LONDON/TORONTO (Reuters) - Barrick Gold Corp (ABX.TO: Quote), the world's top gold miner, is in talks to sell all or a part of its stake in its African arm to a Chinese buyer, the first big move by new boss Jamie Sokalsky to clear out its more expensive assets and revive a flagging share price.

News of the talks with China National Gold Group, which bills itself as the country's largest gold miner, saw African Barrick Gold ABGL.L shares close up 8.0 percent at 425 pence, as investors bet the buyer would pay a premium to help satisfy China's insatiable appetite for the precious metal.

If it goes ahead, the sale would be one of China's largest mining deals in Africa and its most significant incursion into large-scale gold mining on the continent to date.

Toronto-based Barrick Gold is grappling with falling profit, rising costs and the fallout from what some investors see as mistakes, including the takeover of Africa-focused copper miner Equinox Minerals.

Barrick ousted its previous chief executive in June, saying it was frustrated the stock had languished while bullion prices were surging. Its shares, which have fallen roughly 30 percent in the last year, rose more than 3.7 percent on Thursday in Toronto and New York, on news that it may sell the African unit.

Sokalsky, who was chief financial officer until June, is under pressure to show he is investing Barrick's cash wisely.

He has been reviewing the group's operations, including the 74 percent stake in the African Barrick which has disappointed investors since it was listed separately in London in 2010.

Barrick Gold produced 7.7 million ounces of gold in 2011 at total cash costs of $460 an ounce.

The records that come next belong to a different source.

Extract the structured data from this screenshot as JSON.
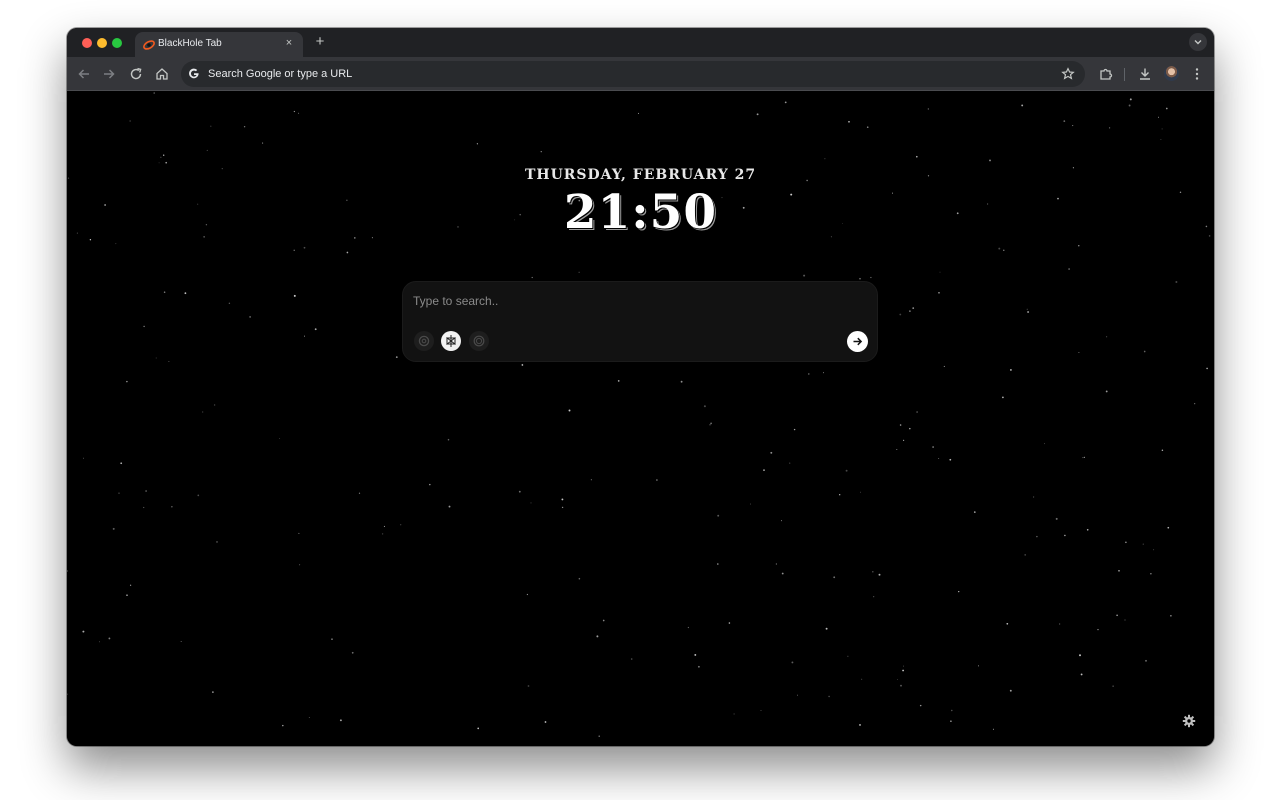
{
  "browser": {
    "tab": {
      "title": "BlackHole Tab",
      "close_glyph": "×",
      "favicon": "blackhole-icon"
    },
    "new_tab_glyph": "+",
    "omnibox": {
      "text": "Search Google or type a URL",
      "engine_icon": "google-g-icon"
    },
    "toolbar_icons": [
      "back-icon",
      "forward-icon",
      "reload-icon",
      "home-icon",
      "bookmark-star-icon",
      "extensions-icon",
      "download-icon",
      "profile-avatar",
      "menu-icon"
    ]
  },
  "page": {
    "date": "THURSDAY, FEBRUARY 27",
    "time": "21:50",
    "search": {
      "placeholder": "Type to search..",
      "engines": [
        "engine-openai-icon",
        "engine-perplexity-icon",
        "engine-gemini-icon"
      ]
    },
    "settings_icon": "gear-icon"
  },
  "colors": {
    "page_bg": "#000000",
    "tabstrip_bg": "#202124",
    "toolbar_bg": "#35363a",
    "search_card_bg": "#121212"
  }
}
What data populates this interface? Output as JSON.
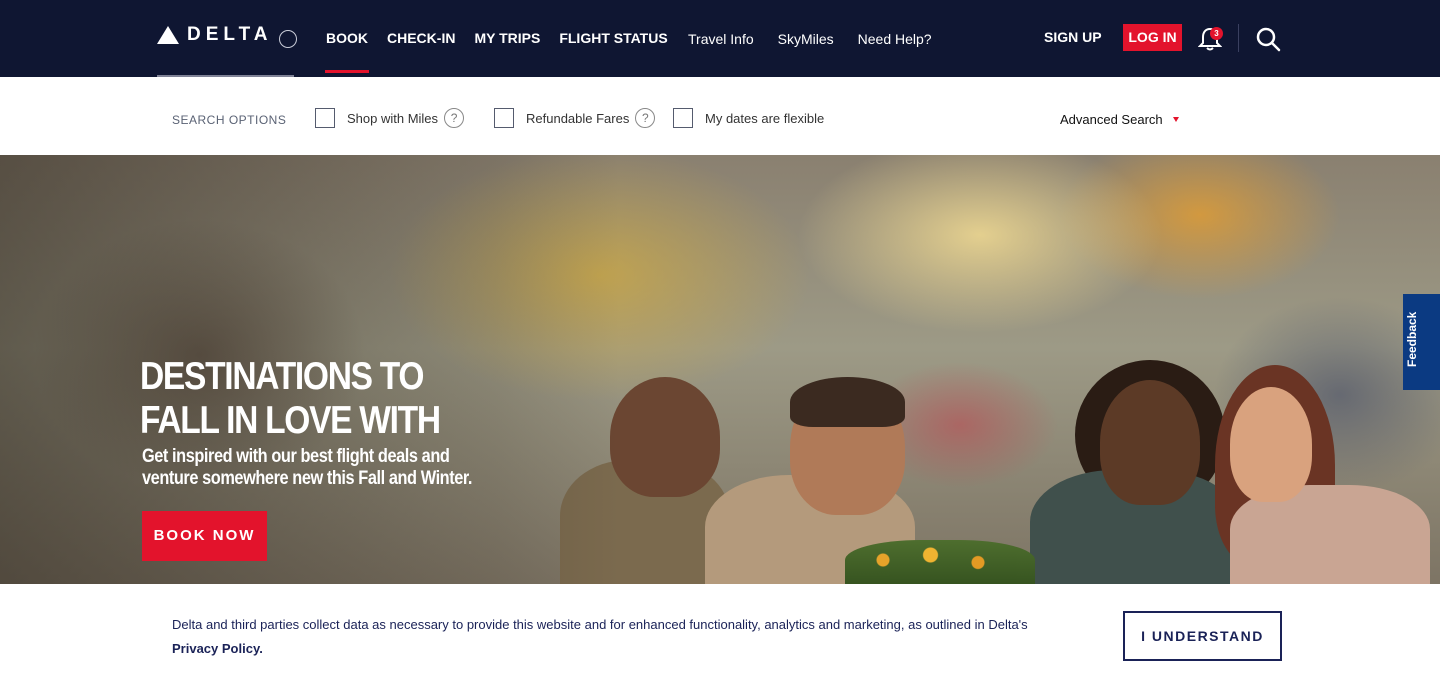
{
  "header": {
    "brand": "DELTA",
    "main_nav": [
      {
        "label": "BOOK"
      },
      {
        "label": "CHECK-IN"
      },
      {
        "label": "MY TRIPS"
      },
      {
        "label": "FLIGHT STATUS"
      }
    ],
    "sub_nav": [
      {
        "label": "Travel Info"
      },
      {
        "label": "SkyMiles"
      },
      {
        "label": "Need Help?"
      }
    ],
    "sign_up": "SIGN UP",
    "log_in": "LOG IN",
    "notification_count": "3",
    "icons": {
      "bell": "bell-icon",
      "search": "search-icon"
    }
  },
  "search_options": {
    "label": "SEARCH OPTIONS",
    "options": [
      {
        "label": "Shop with Miles",
        "help": "?"
      },
      {
        "label": "Refundable Fares",
        "help": "?"
      },
      {
        "label": "My dates are flexible"
      }
    ],
    "advanced": "Advanced Search"
  },
  "hero": {
    "title_line1": "DESTINATIONS TO",
    "title_line2": "FALL IN LOVE WITH",
    "subtitle_line1": "Get inspired with our best flight deals and",
    "subtitle_line2": "venture somewhere new this Fall and Winter.",
    "cta": "BOOK NOW"
  },
  "feedback": "Feedback",
  "cookie": {
    "text": "Delta and third parties collect data as necessary to provide this website and for enhanced functionality, analytics and marketing, as outlined in Delta's ",
    "link": "Privacy Policy.",
    "button": "I UNDERSTAND"
  },
  "colors": {
    "navy": "#0f1632",
    "red": "#e3132c",
    "text_navy": "#1a2257",
    "feedback_blue": "#0b3a82"
  }
}
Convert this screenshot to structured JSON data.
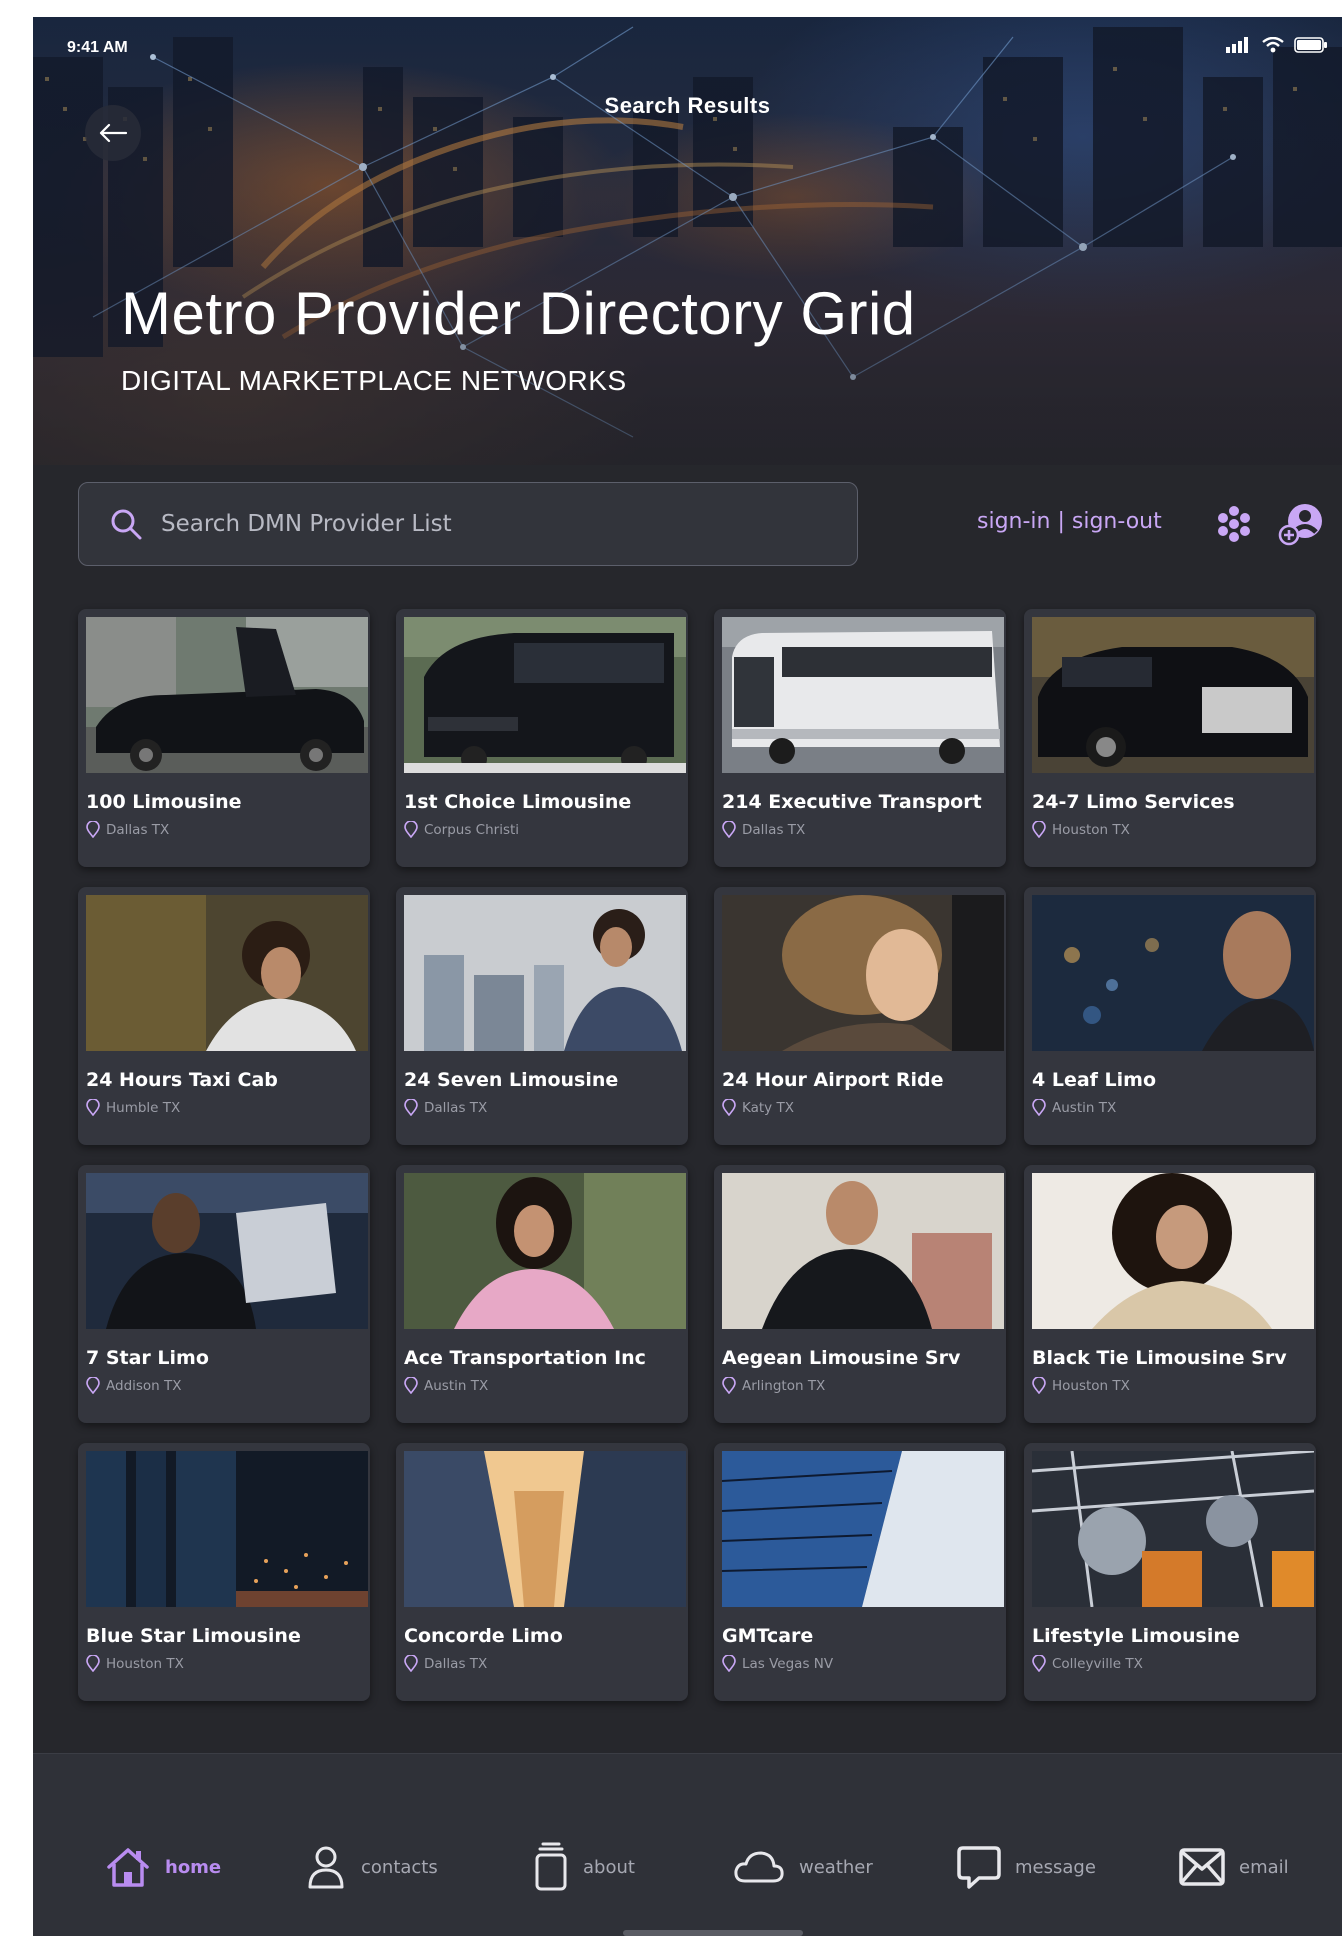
{
  "status_bar": {
    "time": "9:41 AM"
  },
  "header": {
    "screen_title": "Search Results",
    "title": "Metro Provider Directory Grid",
    "subtitle": "DIGITAL MARKETPLACE NETWORKS"
  },
  "search": {
    "placeholder": "Search DMN Provider List",
    "value": ""
  },
  "auth": {
    "label": "sign-in | sign-out"
  },
  "colors": {
    "accent": "#b98cf0",
    "background": "#26272c",
    "card": "#34363e"
  },
  "providers": [
    {
      "name": "100 Limousine",
      "location": "Dallas TX",
      "image": "limousine"
    },
    {
      "name": "1st Choice Limousine",
      "location": "Corpus Christi",
      "image": "sprinter-van"
    },
    {
      "name": "214 Executive Transport",
      "location": "Dallas TX",
      "image": "coach-bus"
    },
    {
      "name": "24-7 Limo Services",
      "location": "Houston TX",
      "image": "luxury-sedan"
    },
    {
      "name": "24 Hours Taxi Cab",
      "location": "Humble TX",
      "image": "woman-in-car"
    },
    {
      "name": "24 Seven Limousine",
      "location": "Dallas TX",
      "image": "woman-at-window"
    },
    {
      "name": "24 Hour Airport Ride",
      "location": "Katy TX",
      "image": "woman-profile"
    },
    {
      "name": "4 Leaf Limo",
      "location": "Austin TX",
      "image": "man-city-night"
    },
    {
      "name": "7 Star Limo",
      "location": "Addison TX",
      "image": "man-with-tablet"
    },
    {
      "name": "Ace Transportation Inc",
      "location": "Austin TX",
      "image": "woman-pink-jacket"
    },
    {
      "name": "Aegean Limousine Srv",
      "location": "Arlington TX",
      "image": "man-with-phone"
    },
    {
      "name": "Black Tie Limousine Srv",
      "location": "Houston TX",
      "image": "woman-curly-hair"
    },
    {
      "name": "Blue Star Limousine",
      "location": "Houston TX",
      "image": "city-night-skyline"
    },
    {
      "name": "Concorde Limo",
      "location": "Dallas TX",
      "image": "skyscrapers-sunset"
    },
    {
      "name": "GMTcare",
      "location": "Las Vegas NV",
      "image": "glass-tower"
    },
    {
      "name": "Lifestyle Limousine",
      "location": "Colleyville TX",
      "image": "elevator-lights"
    }
  ],
  "nav": {
    "home": "home",
    "contacts": "contacts",
    "about": "about",
    "weather": "weather",
    "message": "message",
    "email": "email"
  }
}
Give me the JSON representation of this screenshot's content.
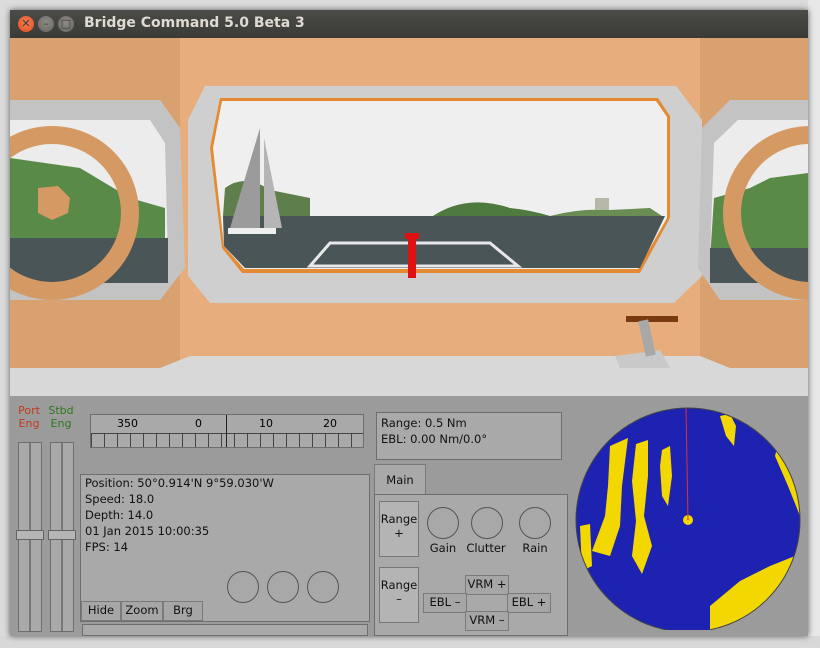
{
  "window": {
    "title": "Bridge Command 5.0 Beta 3"
  },
  "colors": {
    "radar_sea": "#1e22b0",
    "radar_land": "#f2d800",
    "bridge_frame": "#d9a16f",
    "sky": "#eeeeee",
    "water": "#4a5558"
  },
  "engines": {
    "port_label_1": "Port",
    "port_label_2": "Eng",
    "stbd_label_1": "Stbd",
    "stbd_label_2": "Eng"
  },
  "compass": {
    "ticks": [
      "350",
      "0",
      "10",
      "20"
    ]
  },
  "info": {
    "position": "Position: 50°0.914'N 9°59.030'W",
    "speed": "Speed: 18.0",
    "depth": "Depth: 14.0",
    "datetime": "01 Jan 2015 10:00:35",
    "fps": "FPS: 14"
  },
  "info_buttons": {
    "hide": "Hide",
    "zoom": "Zoom",
    "brg": "Brg"
  },
  "radar_info": {
    "range": "Range: 0.5 Nm",
    "ebl": "EBL: 0.00 Nm/0.0°"
  },
  "radar_tabs": {
    "main": "Main"
  },
  "radar_controls": {
    "range_plus_1": "Range",
    "range_plus_2": "+",
    "range_minus_1": "Range",
    "range_minus_2": "–",
    "gain": "Gain",
    "clutter": "Clutter",
    "rain": "Rain",
    "vrm_plus": "VRM +",
    "vrm_minus": "VRM –",
    "ebl_minus": "EBL –",
    "ebl_plus": "EBL +"
  }
}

Output from African Barrick accounted for 509,000 of those ounces, but total cash costs for these ounces was $692 per ounce.   Continued...

Barrick Gold Corporation Chairman Peter Munk speaks during the annual general meeting of shareholders in Toronto May 2, 2012. REUTERS/ Mike Cassese